Return every line of the entries that includes the word "Staking".

<<<<

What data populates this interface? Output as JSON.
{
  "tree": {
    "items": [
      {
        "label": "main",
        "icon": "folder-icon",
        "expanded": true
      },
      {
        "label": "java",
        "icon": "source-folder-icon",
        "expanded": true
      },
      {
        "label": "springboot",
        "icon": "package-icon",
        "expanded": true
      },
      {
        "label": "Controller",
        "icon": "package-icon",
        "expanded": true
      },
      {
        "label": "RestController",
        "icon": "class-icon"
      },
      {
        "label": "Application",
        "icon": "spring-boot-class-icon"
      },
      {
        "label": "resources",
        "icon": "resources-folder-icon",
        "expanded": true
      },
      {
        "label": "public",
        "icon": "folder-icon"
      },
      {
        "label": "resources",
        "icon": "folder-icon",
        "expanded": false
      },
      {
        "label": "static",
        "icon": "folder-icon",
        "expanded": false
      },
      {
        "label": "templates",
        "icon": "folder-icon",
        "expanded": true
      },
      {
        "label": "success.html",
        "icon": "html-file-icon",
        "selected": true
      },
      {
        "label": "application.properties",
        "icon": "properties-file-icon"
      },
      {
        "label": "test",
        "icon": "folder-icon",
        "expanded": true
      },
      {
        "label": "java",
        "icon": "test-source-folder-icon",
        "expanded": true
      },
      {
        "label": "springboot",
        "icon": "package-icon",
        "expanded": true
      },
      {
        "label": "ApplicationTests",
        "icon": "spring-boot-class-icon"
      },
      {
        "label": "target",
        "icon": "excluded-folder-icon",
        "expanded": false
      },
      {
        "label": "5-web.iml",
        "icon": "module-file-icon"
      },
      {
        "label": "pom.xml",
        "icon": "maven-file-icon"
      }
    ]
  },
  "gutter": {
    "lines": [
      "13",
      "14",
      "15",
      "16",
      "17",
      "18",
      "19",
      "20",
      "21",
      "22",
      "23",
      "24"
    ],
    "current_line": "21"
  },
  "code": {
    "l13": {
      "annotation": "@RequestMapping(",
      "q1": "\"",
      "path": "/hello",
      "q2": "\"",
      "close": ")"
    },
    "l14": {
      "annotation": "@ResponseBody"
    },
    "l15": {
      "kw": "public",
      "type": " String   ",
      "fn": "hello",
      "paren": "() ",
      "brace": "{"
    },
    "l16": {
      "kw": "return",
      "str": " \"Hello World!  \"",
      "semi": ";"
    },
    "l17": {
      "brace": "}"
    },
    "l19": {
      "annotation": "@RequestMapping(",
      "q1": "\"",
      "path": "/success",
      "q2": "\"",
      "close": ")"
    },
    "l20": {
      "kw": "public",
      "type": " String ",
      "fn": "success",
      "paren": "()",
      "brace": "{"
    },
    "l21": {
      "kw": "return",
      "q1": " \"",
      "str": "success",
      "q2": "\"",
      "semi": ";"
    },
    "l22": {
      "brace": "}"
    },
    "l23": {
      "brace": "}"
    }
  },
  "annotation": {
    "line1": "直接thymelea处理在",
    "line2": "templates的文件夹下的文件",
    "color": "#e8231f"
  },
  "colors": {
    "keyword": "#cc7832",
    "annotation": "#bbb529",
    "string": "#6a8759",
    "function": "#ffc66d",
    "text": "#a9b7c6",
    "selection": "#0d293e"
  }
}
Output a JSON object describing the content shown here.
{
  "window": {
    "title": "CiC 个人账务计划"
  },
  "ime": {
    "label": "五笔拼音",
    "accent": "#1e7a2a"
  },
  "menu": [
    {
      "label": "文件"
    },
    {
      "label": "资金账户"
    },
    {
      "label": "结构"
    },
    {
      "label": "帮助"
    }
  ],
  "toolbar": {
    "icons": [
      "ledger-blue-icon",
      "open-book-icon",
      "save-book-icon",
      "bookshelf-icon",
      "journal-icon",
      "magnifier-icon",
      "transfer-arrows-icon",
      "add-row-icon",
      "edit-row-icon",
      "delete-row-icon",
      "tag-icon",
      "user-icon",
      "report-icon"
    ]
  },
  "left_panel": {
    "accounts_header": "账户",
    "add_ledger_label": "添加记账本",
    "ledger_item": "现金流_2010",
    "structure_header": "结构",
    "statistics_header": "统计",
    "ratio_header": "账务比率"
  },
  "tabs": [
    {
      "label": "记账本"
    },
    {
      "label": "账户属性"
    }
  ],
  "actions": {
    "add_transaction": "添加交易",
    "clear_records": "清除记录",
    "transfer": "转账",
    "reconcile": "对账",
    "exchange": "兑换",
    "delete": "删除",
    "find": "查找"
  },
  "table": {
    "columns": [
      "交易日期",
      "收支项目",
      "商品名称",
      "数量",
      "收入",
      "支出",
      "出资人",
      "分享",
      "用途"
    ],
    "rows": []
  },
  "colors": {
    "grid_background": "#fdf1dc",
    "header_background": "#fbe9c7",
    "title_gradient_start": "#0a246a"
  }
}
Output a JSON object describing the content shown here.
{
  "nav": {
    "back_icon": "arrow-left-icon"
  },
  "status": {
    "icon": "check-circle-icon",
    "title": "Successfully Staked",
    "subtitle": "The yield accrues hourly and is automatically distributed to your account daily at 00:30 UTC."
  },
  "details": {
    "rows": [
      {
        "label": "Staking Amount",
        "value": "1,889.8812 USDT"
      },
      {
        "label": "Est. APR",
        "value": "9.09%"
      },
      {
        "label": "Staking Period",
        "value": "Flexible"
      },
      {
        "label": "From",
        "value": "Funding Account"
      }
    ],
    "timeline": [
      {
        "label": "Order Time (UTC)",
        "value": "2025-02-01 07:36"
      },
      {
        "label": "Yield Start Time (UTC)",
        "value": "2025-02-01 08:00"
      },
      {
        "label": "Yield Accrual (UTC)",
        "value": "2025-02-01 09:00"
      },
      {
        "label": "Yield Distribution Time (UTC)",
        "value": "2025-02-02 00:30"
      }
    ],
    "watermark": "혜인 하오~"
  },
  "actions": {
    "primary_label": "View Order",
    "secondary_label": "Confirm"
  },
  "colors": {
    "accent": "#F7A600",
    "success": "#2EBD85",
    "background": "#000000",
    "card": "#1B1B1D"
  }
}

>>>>

§ **FINISHED TASK**:
        "label": "Staking Amount",
        "label": "Staking Period",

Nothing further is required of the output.